Description of the task
From the entries below, return every line that includes the word "icon".

Data to process
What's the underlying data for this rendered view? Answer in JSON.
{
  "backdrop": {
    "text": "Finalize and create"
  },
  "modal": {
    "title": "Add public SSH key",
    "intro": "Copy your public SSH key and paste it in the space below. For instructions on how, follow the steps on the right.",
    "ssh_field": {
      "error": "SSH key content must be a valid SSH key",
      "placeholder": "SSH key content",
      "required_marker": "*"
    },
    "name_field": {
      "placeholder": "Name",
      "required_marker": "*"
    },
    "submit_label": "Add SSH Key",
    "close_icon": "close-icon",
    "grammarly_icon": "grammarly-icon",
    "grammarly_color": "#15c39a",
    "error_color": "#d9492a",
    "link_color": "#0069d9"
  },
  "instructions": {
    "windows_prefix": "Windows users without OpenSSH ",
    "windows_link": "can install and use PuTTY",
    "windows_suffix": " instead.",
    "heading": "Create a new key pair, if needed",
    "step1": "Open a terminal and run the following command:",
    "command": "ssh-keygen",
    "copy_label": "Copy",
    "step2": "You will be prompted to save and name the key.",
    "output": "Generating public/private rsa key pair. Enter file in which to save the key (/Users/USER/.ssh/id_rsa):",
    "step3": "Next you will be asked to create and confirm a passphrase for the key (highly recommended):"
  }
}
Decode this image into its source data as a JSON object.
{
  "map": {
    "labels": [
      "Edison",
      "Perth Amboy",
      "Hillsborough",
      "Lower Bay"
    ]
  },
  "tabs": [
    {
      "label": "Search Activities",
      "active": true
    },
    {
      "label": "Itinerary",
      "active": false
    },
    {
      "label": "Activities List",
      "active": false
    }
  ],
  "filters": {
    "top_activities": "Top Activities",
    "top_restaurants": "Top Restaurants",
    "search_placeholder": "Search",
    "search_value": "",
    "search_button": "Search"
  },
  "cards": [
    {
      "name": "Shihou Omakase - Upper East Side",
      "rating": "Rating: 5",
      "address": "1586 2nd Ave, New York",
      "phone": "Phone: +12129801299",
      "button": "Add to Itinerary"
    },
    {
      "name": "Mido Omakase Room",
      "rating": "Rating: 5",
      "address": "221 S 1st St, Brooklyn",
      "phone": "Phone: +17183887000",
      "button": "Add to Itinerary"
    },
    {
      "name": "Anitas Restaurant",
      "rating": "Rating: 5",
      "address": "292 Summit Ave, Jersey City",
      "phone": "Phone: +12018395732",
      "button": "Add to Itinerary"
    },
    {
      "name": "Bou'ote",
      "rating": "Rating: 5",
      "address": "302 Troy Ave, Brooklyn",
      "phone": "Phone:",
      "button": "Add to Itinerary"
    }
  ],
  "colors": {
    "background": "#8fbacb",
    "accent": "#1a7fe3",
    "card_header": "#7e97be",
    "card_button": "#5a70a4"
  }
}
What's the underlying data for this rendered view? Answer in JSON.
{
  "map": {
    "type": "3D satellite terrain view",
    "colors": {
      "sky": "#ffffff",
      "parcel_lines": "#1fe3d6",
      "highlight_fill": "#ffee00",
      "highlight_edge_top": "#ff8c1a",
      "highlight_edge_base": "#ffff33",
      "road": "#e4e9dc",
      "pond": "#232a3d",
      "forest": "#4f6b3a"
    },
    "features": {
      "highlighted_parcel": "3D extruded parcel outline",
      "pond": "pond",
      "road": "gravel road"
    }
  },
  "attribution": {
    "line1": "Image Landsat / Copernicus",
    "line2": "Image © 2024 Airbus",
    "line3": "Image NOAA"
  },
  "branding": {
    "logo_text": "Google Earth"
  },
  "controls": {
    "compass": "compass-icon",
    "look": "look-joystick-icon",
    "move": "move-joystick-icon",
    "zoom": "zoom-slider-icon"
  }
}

Exercise solution
    "close_icon": "close-icon",
    "grammarly_icon": "grammarly-icon",
    "compass": "compass-icon",
    "look": "look-joystick-icon",
    "move": "move-joystick-icon",
    "zoom": "zoom-slider-icon"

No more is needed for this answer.